About this task: Which lines of the entries contain the string "icon"? Please find them and copy them.

◇ ◇ ◇ ◇

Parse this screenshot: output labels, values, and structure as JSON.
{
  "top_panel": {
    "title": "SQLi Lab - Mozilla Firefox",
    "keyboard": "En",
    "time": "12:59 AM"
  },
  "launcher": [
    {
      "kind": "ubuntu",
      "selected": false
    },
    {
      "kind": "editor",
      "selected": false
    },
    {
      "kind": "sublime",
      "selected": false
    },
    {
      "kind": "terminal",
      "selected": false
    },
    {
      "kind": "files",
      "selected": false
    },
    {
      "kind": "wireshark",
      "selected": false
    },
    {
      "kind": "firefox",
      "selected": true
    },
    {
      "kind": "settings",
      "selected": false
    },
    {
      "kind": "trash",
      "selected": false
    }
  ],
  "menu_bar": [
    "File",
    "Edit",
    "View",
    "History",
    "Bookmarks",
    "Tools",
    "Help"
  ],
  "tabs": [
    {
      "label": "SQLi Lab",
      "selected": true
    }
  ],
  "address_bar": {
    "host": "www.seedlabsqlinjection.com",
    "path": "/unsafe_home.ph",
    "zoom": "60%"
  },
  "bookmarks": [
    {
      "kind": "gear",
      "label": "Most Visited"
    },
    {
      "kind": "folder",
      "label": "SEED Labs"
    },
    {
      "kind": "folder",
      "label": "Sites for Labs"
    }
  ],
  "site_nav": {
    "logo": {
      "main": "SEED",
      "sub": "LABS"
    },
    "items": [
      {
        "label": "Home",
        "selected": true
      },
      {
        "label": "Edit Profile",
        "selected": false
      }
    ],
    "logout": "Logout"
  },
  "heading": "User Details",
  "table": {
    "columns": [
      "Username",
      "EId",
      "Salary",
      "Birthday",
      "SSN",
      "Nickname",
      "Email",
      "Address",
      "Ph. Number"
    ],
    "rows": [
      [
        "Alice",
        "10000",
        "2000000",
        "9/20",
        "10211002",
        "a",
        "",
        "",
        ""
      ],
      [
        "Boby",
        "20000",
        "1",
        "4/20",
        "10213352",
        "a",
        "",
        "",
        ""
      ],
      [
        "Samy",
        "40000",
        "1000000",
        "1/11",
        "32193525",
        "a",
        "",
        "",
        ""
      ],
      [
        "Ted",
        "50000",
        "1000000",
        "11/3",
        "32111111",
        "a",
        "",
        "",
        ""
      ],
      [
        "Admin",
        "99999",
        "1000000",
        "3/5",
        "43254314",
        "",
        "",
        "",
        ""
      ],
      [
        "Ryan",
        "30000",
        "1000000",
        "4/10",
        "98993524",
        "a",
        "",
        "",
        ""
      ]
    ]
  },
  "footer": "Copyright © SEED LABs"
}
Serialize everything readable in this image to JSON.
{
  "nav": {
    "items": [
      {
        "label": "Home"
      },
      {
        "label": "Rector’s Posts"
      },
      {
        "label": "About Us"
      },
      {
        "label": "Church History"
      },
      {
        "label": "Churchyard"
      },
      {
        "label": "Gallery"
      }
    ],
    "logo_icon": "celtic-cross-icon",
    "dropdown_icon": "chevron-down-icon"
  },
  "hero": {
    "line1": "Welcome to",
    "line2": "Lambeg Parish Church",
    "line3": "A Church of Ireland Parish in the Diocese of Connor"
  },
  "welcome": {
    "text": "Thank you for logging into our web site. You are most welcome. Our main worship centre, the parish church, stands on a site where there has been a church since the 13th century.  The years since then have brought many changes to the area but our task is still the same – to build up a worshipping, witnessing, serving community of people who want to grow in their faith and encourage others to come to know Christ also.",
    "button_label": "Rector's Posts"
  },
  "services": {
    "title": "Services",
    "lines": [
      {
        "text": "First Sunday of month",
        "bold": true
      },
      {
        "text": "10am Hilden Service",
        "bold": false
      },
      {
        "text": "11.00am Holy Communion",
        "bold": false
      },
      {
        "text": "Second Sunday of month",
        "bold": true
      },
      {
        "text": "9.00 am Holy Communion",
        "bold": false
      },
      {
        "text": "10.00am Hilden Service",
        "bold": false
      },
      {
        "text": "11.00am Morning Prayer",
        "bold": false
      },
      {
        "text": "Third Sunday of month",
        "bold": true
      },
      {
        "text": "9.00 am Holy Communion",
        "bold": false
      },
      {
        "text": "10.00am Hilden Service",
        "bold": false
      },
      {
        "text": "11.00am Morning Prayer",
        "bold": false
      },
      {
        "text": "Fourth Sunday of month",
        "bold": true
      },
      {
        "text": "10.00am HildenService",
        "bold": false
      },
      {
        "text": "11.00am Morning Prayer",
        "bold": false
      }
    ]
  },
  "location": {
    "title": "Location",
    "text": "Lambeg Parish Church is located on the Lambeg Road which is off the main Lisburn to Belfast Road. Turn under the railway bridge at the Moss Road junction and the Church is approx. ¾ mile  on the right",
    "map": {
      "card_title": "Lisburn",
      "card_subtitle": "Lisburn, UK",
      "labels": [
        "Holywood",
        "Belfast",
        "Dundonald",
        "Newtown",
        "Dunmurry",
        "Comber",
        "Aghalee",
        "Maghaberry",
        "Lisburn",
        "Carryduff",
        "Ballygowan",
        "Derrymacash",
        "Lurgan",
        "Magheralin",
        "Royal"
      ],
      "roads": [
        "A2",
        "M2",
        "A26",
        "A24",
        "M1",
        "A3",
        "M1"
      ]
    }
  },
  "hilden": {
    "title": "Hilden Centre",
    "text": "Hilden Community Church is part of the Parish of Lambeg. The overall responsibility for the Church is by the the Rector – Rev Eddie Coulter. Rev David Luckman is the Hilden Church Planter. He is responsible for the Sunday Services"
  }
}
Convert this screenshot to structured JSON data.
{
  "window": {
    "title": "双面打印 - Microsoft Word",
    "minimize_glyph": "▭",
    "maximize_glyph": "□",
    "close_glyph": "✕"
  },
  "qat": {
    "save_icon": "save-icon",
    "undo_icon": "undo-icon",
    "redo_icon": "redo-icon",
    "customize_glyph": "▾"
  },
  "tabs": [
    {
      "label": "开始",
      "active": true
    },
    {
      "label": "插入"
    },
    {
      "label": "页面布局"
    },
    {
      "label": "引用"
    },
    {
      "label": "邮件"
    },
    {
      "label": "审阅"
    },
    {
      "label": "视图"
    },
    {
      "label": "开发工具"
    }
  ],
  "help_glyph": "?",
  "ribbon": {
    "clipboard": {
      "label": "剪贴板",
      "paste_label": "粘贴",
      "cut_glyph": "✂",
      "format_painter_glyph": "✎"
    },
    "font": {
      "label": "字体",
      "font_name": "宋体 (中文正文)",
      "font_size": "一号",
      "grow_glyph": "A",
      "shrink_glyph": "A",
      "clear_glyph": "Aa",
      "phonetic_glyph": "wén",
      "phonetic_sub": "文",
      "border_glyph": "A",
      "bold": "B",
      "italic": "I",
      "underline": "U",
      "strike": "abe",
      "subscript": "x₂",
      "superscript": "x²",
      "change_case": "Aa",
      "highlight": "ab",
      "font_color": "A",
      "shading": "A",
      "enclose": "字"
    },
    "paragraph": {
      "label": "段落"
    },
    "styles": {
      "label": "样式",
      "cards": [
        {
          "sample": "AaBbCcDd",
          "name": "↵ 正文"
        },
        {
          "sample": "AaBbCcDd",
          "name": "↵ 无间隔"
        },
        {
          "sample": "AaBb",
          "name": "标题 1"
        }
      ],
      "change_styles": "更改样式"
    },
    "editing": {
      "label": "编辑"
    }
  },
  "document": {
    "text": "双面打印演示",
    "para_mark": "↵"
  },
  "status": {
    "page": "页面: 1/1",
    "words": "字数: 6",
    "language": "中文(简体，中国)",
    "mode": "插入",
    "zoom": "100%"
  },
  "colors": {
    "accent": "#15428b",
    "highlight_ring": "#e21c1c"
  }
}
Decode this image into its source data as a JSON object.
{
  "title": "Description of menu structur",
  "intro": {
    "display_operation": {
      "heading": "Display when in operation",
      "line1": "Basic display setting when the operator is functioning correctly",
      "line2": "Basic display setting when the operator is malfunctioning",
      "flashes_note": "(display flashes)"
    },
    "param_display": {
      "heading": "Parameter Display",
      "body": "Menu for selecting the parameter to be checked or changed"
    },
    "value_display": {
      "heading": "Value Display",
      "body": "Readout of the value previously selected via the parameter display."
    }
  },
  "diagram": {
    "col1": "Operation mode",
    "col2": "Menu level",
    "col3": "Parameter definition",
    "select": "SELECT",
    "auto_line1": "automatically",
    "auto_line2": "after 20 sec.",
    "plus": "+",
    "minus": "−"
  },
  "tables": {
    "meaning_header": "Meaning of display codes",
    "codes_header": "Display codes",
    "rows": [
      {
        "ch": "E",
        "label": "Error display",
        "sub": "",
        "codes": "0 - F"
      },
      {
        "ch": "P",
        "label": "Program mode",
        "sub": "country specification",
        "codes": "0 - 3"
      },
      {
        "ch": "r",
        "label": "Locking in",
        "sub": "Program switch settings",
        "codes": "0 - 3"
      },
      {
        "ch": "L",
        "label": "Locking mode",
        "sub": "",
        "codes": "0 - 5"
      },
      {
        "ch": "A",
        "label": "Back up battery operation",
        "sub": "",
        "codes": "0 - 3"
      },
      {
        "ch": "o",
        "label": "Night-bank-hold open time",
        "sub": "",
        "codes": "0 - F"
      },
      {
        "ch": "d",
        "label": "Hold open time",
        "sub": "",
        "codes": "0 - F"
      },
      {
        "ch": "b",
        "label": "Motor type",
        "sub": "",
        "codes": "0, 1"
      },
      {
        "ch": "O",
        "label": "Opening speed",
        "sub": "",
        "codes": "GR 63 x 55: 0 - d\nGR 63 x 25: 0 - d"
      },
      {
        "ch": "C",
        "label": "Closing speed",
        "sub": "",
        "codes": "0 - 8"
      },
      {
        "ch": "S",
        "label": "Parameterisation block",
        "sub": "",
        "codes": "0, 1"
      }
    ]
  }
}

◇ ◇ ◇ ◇

Problem solution:
    "logo_icon": "celtic-cross-icon",
    "dropdown_icon": "chevron-down-icon"
    "save_icon": "save-icon",
    "undo_icon": "undo-icon",
    "redo_icon": "redo-icon",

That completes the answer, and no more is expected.